That is the threat which the European Union is presently facing: now that central fields of law, central competencies of national democracies, of which I already mentioned immigration law and criminal law, are being transferred to international institutions embodying an international European society, this transfer may well be realised by the ministers and civil servants belonging to the executive branch - leaving aside parliaments like the European Parliament and Judges exercising their competencies within the European Court of Justice. If so, the competencies of the national parliaments and the national courts have in fact disappeared, without the compensations so much needed for the maintenance and enforcement of democracy in Europe: that is, the transfer of as much powers as possible to the European Parliament and to the European Court of Justice. Hannah Ahrendt writing about authoritarian regimes in general after World War II described - within the national context - the hidden temptations of quick and effective solutions, particularly for unstable and new societies. "La tentation autoritaire" was a French expression used in discussions around Ahrendts publications.
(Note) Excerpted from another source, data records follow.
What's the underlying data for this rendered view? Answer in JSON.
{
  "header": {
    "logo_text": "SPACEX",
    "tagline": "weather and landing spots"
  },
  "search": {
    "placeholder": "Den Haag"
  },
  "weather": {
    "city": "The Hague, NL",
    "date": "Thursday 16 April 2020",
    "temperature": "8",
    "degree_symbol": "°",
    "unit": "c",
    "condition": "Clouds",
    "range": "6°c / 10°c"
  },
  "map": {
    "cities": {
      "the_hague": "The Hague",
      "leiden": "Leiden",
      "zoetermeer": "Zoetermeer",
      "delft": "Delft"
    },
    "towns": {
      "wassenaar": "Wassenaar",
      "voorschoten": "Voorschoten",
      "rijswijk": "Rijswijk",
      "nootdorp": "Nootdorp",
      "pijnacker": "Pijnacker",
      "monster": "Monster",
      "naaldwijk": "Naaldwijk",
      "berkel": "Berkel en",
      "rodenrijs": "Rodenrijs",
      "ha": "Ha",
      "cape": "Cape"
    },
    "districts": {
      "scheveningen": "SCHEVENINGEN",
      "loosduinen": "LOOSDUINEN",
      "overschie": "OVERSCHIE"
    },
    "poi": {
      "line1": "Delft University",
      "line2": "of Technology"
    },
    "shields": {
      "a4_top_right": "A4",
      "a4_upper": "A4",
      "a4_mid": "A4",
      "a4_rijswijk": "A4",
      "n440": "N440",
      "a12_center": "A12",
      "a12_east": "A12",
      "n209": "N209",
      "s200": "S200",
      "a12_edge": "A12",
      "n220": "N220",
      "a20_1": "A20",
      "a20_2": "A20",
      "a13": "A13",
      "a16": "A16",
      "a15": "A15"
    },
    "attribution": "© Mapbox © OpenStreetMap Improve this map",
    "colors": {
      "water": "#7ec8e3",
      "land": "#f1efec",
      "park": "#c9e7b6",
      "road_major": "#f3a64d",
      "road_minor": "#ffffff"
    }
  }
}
Within the slowly arising constructions of very diverse and very recent European cooperations the temptation for quick and effective solutions of intricate international problems cannot be ignored. Such solutions, perhaps valuable during unavoidable transitional periods, threaten the three bases of democracy within the existing national societies that transfer national competencies to European Councils of Ministers and to their civil servants, as long as such international Councils are not under control of parliaments and Courts exercising their competencies on the same - that is the international - level. That is "la tentation autoritaire européen".
For that reason, our Standing Committee has directed proposals for amendments of the Treaty on European Union mainly towards reinforcing the possibility to preserve the most distinguishing features of democratic decision-making for Europe *). The proposed amendments focus on the decisive criteria for democracy I mentioned before. As far as European law is concerned, these criteria are:
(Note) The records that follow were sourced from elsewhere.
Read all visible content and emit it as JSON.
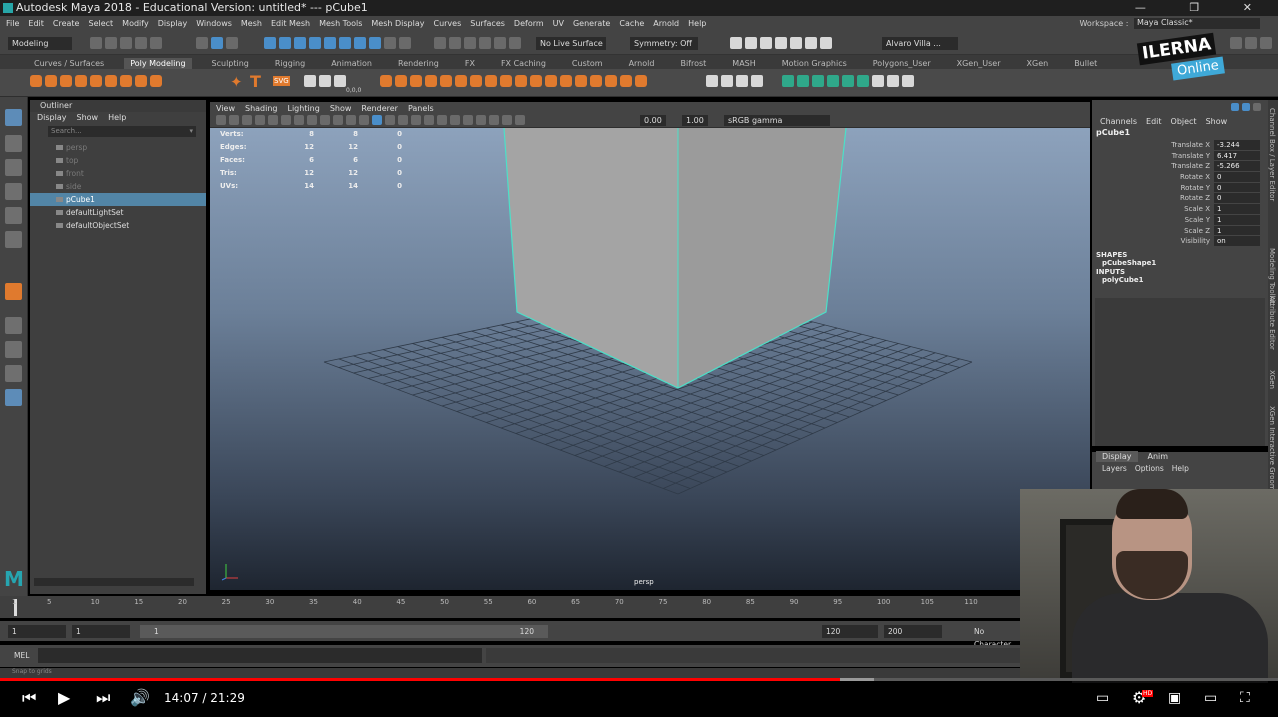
{
  "window": {
    "title": "Autodesk Maya 2018 - Educational Version: untitled*   ---   pCube1",
    "controls": [
      "—",
      "❐",
      "✕"
    ]
  },
  "menubar": [
    "File",
    "Edit",
    "Create",
    "Select",
    "Modify",
    "Display",
    "Windows",
    "Mesh",
    "Edit Mesh",
    "Mesh Tools",
    "Mesh Display",
    "Curves",
    "Surfaces",
    "Deform",
    "UV",
    "Generate",
    "Cache",
    "Arnold",
    "Help"
  ],
  "workspace": {
    "label": "Workspace :",
    "value": "Maya Classic*"
  },
  "statusline": {
    "mode": "Modeling",
    "live_surface": "No Live Surface",
    "symmetry": "Symmetry: Off",
    "user": "Alvaro Villa ..."
  },
  "shelf_tabs": [
    {
      "label": "Curves / Surfaces",
      "active": false
    },
    {
      "label": "Poly Modeling",
      "active": true
    },
    {
      "label": "Sculpting",
      "active": false
    },
    {
      "label": "Rigging",
      "active": false
    },
    {
      "label": "Animation",
      "active": false
    },
    {
      "label": "Rendering",
      "active": false
    },
    {
      "label": "FX",
      "active": false
    },
    {
      "label": "FX Caching",
      "active": false
    },
    {
      "label": "Custom",
      "active": false
    },
    {
      "label": "Arnold",
      "active": false
    },
    {
      "label": "Bifrost",
      "active": false
    },
    {
      "label": "MASH",
      "active": false
    },
    {
      "label": "Motion Graphics",
      "active": false
    },
    {
      "label": "Polygons_User",
      "active": false
    },
    {
      "label": "XGen_User",
      "active": false
    },
    {
      "label": "XGen",
      "active": false
    },
    {
      "label": "Bullet",
      "active": false
    }
  ],
  "shelf_icon_labels": {
    "text_tool": "T",
    "svg_tool": "SVG",
    "sphere_count": "0,0,0"
  },
  "outliner": {
    "title": "Outliner",
    "menu": [
      "Display",
      "Show",
      "Help"
    ],
    "search_placeholder": "Search...",
    "items": [
      {
        "label": "persp",
        "kind": "camera",
        "selected": false
      },
      {
        "label": "top",
        "kind": "camera",
        "selected": false
      },
      {
        "label": "front",
        "kind": "camera",
        "selected": false
      },
      {
        "label": "side",
        "kind": "camera",
        "selected": false
      },
      {
        "label": "pCube1",
        "kind": "mesh",
        "selected": true
      },
      {
        "label": "defaultLightSet",
        "kind": "set",
        "selected": false
      },
      {
        "label": "defaultObjectSet",
        "kind": "set",
        "selected": false
      }
    ]
  },
  "viewport": {
    "menu": [
      "View",
      "Shading",
      "Lighting",
      "Show",
      "Renderer",
      "Panels"
    ],
    "toolbar": {
      "exposure": "0.00",
      "gamma": "1.00",
      "color_space": "sRGB gamma"
    },
    "camera": "persp",
    "hud": [
      {
        "label": "Verts:",
        "a": "8",
        "b": "8",
        "c": "0"
      },
      {
        "label": "Edges:",
        "a": "12",
        "b": "12",
        "c": "0"
      },
      {
        "label": "Faces:",
        "a": "6",
        "b": "6",
        "c": "0"
      },
      {
        "label": "Tris:",
        "a": "12",
        "b": "12",
        "c": "0"
      },
      {
        "label": "UVs:",
        "a": "14",
        "b": "14",
        "c": "0"
      }
    ]
  },
  "channelbox": {
    "menu": [
      "Channels",
      "Edit",
      "Object",
      "Show"
    ],
    "object": "pCube1",
    "channels": [
      {
        "label": "Translate X",
        "value": "-3.244"
      },
      {
        "label": "Translate Y",
        "value": "6.417"
      },
      {
        "label": "Translate Z",
        "value": "-5.266"
      },
      {
        "label": "Rotate X",
        "value": "0"
      },
      {
        "label": "Rotate Y",
        "value": "0"
      },
      {
        "label": "Rotate Z",
        "value": "0"
      },
      {
        "label": "Scale X",
        "value": "1"
      },
      {
        "label": "Scale Y",
        "value": "1"
      },
      {
        "label": "Scale Z",
        "value": "1"
      },
      {
        "label": "Visibility",
        "value": "on"
      }
    ],
    "shapes_header": "SHAPES",
    "shape": "pCubeShape1",
    "inputs_header": "INPUTS",
    "input": "polyCube1"
  },
  "side_tabs": [
    "Channel Box / Layer Editor",
    "Modeling Toolkit",
    "Attribute Editor",
    "XGen",
    "XGen Interactive Groom"
  ],
  "layer_editor": {
    "tabs": [
      {
        "label": "Display",
        "active": true
      },
      {
        "label": "Anim",
        "active": false
      }
    ],
    "menu": [
      "Layers",
      "Options",
      "Help"
    ]
  },
  "timeslider": {
    "ticks": [
      "1",
      "5",
      "10",
      "15",
      "20",
      "25",
      "30",
      "35",
      "40",
      "45",
      "50",
      "55",
      "60",
      "65",
      "70",
      "75",
      "80",
      "85",
      "90",
      "95",
      "100",
      "105",
      "110"
    ],
    "tick_frames": [
      1,
      5,
      10,
      15,
      20,
      25,
      30,
      35,
      40,
      45,
      50,
      55,
      60,
      65,
      70,
      75,
      80,
      85,
      90,
      95,
      100,
      105,
      110
    ],
    "min": 1,
    "max": 115
  },
  "range": {
    "start": "1",
    "current": "1",
    "slider_start": "1",
    "slider_end": "120",
    "end": "120",
    "anim_end": "200",
    "character": "No Character"
  },
  "cmdline": {
    "label": "MEL"
  },
  "helpline": "Snap to grids",
  "ilerna": {
    "word": "ILERNA",
    "sub": "Online"
  },
  "player": {
    "time": "14:07 / 21:29",
    "played_fraction": 0.657,
    "buffered_fraction": 0.684,
    "hd_badge": "HD",
    "colors": {
      "played": "#ff0000"
    }
  }
}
- openness in the making of European law;
- more powers for the European Parliament; and
- decisively larger competencies for the European Court of Justice.
May the Intergovernmental Conference, presently trying to amend the Treaty on European Union, avoid "la tentation autoritaire" mentioned above.
Professor Herman Meijers,
Chairman of the Standing Committee of Experts
on International Migration, Refugee and Criminal Law (Utrecht)
*) The document Proposals for the amendment of the Maastricht Treaty on European Union at the IGC in 1996 (Utrecht, March 1995), is available from: FORUM - Commissie Meijers, Postbus 201, NL-3500 AE Utrecht; Tel: +31/30 2974321, Fax: +31/30 2960050. See also in FECL No.33: "Dutch experts make proposals to amend Maastricht Treaty".